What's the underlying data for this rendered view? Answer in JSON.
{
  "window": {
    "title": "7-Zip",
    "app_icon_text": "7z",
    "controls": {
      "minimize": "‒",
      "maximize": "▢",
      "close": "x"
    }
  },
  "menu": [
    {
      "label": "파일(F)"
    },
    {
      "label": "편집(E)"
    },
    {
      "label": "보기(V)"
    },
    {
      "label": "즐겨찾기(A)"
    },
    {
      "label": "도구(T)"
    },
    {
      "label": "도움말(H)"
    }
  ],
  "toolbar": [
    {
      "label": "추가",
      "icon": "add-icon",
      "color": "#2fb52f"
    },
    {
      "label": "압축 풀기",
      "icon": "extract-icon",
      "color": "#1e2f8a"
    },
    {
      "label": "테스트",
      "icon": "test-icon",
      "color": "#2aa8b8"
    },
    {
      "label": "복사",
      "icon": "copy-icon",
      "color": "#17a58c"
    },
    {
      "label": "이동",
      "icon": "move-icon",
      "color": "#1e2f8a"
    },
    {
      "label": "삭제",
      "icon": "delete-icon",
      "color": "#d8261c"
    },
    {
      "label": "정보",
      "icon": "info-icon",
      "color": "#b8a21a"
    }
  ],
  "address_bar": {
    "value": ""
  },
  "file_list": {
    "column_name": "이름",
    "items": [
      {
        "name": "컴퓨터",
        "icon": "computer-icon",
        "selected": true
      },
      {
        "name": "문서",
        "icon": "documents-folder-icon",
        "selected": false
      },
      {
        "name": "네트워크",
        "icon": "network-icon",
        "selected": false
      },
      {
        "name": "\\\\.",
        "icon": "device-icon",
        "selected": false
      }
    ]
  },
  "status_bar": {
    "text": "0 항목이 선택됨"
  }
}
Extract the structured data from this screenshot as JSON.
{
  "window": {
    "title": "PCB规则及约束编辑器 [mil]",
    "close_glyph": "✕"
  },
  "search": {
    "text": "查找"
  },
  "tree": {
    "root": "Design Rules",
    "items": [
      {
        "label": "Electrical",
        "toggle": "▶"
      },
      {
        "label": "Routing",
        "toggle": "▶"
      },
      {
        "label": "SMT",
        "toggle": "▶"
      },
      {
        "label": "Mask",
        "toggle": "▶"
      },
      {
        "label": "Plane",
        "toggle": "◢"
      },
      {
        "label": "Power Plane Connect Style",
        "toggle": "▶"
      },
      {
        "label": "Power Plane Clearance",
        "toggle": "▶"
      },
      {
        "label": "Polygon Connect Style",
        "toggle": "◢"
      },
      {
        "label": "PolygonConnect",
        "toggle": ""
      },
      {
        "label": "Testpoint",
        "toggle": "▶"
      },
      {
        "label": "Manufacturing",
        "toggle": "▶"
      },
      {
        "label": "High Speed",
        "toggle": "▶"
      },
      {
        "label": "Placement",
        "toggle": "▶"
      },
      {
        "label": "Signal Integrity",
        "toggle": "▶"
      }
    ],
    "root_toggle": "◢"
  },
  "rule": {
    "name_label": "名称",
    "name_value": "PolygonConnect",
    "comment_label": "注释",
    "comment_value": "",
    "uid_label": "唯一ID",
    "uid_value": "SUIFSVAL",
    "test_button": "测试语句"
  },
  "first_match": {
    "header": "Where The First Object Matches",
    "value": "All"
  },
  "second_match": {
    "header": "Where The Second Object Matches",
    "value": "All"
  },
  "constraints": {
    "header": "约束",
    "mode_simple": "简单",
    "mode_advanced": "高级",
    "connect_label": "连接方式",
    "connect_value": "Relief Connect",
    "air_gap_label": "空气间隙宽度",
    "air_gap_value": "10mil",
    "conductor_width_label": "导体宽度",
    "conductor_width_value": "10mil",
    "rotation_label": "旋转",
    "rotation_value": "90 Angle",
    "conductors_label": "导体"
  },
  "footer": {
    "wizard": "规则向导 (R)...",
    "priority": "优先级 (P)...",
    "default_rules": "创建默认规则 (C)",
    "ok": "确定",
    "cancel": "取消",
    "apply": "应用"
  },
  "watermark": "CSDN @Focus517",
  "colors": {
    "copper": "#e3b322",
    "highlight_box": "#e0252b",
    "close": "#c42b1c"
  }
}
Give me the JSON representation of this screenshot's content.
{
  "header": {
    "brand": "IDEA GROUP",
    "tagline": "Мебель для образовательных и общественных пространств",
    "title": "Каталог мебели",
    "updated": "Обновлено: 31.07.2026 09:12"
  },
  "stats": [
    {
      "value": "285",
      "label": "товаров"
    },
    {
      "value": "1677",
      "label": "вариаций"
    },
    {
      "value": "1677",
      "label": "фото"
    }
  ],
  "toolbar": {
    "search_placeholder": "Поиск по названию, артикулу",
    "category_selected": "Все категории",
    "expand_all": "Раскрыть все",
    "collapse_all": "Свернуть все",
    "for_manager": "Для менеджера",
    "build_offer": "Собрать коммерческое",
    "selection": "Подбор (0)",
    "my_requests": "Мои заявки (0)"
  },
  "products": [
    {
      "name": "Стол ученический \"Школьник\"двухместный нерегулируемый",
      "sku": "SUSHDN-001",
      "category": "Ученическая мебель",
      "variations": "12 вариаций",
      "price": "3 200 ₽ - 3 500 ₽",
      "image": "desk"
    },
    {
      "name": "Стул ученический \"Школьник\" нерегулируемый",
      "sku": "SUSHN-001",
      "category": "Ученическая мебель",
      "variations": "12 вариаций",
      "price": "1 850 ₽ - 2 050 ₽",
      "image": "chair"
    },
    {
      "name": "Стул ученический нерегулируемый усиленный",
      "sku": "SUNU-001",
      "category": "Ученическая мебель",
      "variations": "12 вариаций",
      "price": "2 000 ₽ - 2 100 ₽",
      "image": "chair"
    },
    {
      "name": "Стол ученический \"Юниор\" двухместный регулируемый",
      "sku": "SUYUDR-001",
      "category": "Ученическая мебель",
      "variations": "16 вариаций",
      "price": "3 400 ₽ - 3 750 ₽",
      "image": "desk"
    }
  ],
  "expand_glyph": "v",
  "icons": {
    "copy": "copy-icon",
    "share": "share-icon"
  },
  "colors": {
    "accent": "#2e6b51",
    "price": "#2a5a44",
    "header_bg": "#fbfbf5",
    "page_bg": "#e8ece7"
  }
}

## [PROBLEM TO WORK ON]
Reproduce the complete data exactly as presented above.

## [RESPONSE TO THIS EXERCISE]
What's the underlying data for this rendered view? Answer in JSON.
{
  "window": {
    "title": "7-Zip",
    "app_icon_text": "7z",
    "controls": {
      "minimize": "‒",
      "maximize": "▢",
      "close": "x"
    }
  },
  "menu": [
    {
      "label": "파일(F)"
    },
    {
      "label": "편집(E)"
    },
    {
      "label": "보기(V)"
    },
    {
      "label": "즐겨찾기(A)"
    },
    {
      "label": "도구(T)"
    },
    {
      "label": "도움말(H)"
    }
  ],
  "toolbar": [
    {
      "label": "추가",
      "icon": "add-icon",
      "color": "#2fb52f"
    },
    {
      "label": "압축 풀기",
      "icon": "extract-icon",
      "color": "#1e2f8a"
    },
    {
      "label": "테스트",
      "icon": "test-icon",
      "color": "#2aa8b8"
    },
    {
      "label": "복사",
      "icon": "copy-icon",
      "color": "#17a58c"
    },
    {
      "label": "이동",
      "icon": "move-icon",
      "color": "#1e2f8a"
    },
    {
      "label": "삭제",
      "icon": "delete-icon",
      "color": "#d8261c"
    },
    {
      "label": "정보",
      "icon": "info-icon",
      "color": "#b8a21a"
    }
  ],
  "address_bar": {
    "value": ""
  },
  "file_list": {
    "column_name": "이름",
    "items": [
      {
        "name": "컴퓨터",
        "icon": "computer-icon",
        "selected": true
      },
      {
        "name": "문서",
        "icon": "documents-folder-icon",
        "selected": false
      },
      {
        "name": "네트워크",
        "icon": "network-icon",
        "selected": false
      },
      {
        "name": "\\\\.",
        "icon": "device-icon",
        "selected": false
      }
    ]
  },
  "status_bar": {
    "text": "0 항목이 선택됨"
  }
}
Extract the structured data from this screenshot as JSON.
{
  "window": {
    "title": "PCB规则及约束编辑器 [mil]",
    "close_glyph": "✕"
  },
  "search": {
    "text": "查找"
  },
  "tree": {
    "root": "Design Rules",
    "items": [
      {
        "label": "Electrical",
        "toggle": "▶"
      },
      {
        "label": "Routing",
        "toggle": "▶"
      },
      {
        "label": "SMT",
        "toggle": "▶"
      },
      {
        "label": "Mask",
        "toggle": "▶"
      },
      {
        "label": "Plane",
        "toggle": "◢"
      },
      {
        "label": "Power Plane Connect Style",
        "toggle": "▶"
      },
      {
        "label": "Power Plane Clearance",
        "toggle": "▶"
      },
      {
        "label": "Polygon Connect Style",
        "toggle": "◢"
      },
      {
        "label": "PolygonConnect",
        "toggle": ""
      },
      {
        "label": "Testpoint",
        "toggle": "▶"
      },
      {
        "label": "Manufacturing",
        "toggle": "▶"
      },
      {
        "label": "High Speed",
        "toggle": "▶"
      },
      {
        "label": "Placement",
        "toggle": "▶"
      },
      {
        "label": "Signal Integrity",
        "toggle": "▶"
      }
    ],
    "root_toggle": "◢"
  },
  "rule": {
    "name_label": "名称",
    "name_value": "PolygonConnect",
    "comment_label": "注释",
    "comment_value": "",
    "uid_label": "唯一ID",
    "uid_value": "SUIFSVAL",
    "test_button": "测试语句"
  },
  "first_match": {
    "header": "Where The First Object Matches",
    "value": "All"
  },
  "second_match": {
    "header": "Where The Second Object Matches",
    "value": "All"
  },
  "constraints": {
    "header": "约束",
    "mode_simple": "简单",
    "mode_advanced": "高级",
    "connect_label": "连接方式",
    "connect_value": "Relief Connect",
    "air_gap_label": "空气间隙宽度",
    "air_gap_value": "10mil",
    "conductor_width_label": "导体宽度",
    "conductor_width_value": "10mil",
    "rotation_label": "旋转",
    "rotation_value": "90 Angle",
    "conductors_label": "导体"
  },
  "footer": {
    "wizard": "规则向导 (R)...",
    "priority": "优先级 (P)...",
    "default_rules": "创建默认规则 (C)",
    "ok": "确定",
    "cancel": "取消",
    "apply": "应用"
  },
  "watermark": "CSDN @Focus517",
  "colors": {
    "copper": "#e3b322",
    "highlight_box": "#e0252b",
    "close": "#c42b1c"
  }
}
Give me the JSON representation of this screenshot's content.
{
  "header": {
    "brand": "IDEA GROUP",
    "tagline": "Мебель для образовательных и общественных пространств",
    "title": "Каталог мебели",
    "updated": "Обновлено: 31.07.2026 09:12"
  },
  "stats": [
    {
      "value": "285",
      "label": "товаров"
    },
    {
      "value": "1677",
      "label": "вариаций"
    },
    {
      "value": "1677",
      "label": "фото"
    }
  ],
  "toolbar": {
    "search_placeholder": "Поиск по названию, артикулу",
    "category_selected": "Все категории",
    "expand_all": "Раскрыть все",
    "collapse_all": "Свернуть все",
    "for_manager": "Для менеджера",
    "build_offer": "Собрать коммерческое",
    "selection": "Подбор (0)",
    "my_requests": "Мои заявки (0)"
  },
  "products": [
    {
      "name": "Стол ученический \"Школьник\"двухместный нерегулируемый",
      "sku": "SUSHDN-001",
      "category": "Ученическая мебель",
      "variations": "12 вариаций",
      "price": "3 200 ₽ - 3 500 ₽",
      "image": "desk"
    },
    {
      "name": "Стул ученический \"Школьник\" нерегулируемый",
      "sku": "SUSHN-001",
      "category": "Ученическая мебель",
      "variations": "12 вариаций",
      "price": "1 850 ₽ - 2 050 ₽",
      "image": "chair"
    },
    {
      "name": "Стул ученический нерегулируемый усиленный",
      "sku": "SUNU-001",
      "category": "Ученическая мебель",
      "variations": "12 вариаций",
      "price": "2 000 ₽ - 2 100 ₽",
      "image": "chair"
    },
    {
      "name": "Стол ученический \"Юниор\" двухместный регулируемый",
      "sku": "SUYUDR-001",
      "category": "Ученическая мебель",
      "variations": "16 вариаций",
      "price": "3 400 ₽ - 3 750 ₽",
      "image": "desk"
    }
  ],
  "expand_glyph": "v",
  "icons": {
    "copy": "copy-icon",
    "share": "share-icon"
  },
  "colors": {
    "accent": "#2e6b51",
    "price": "#2a5a44",
    "header_bg": "#fbfbf5",
    "page_bg": "#e8ece7"
  }
}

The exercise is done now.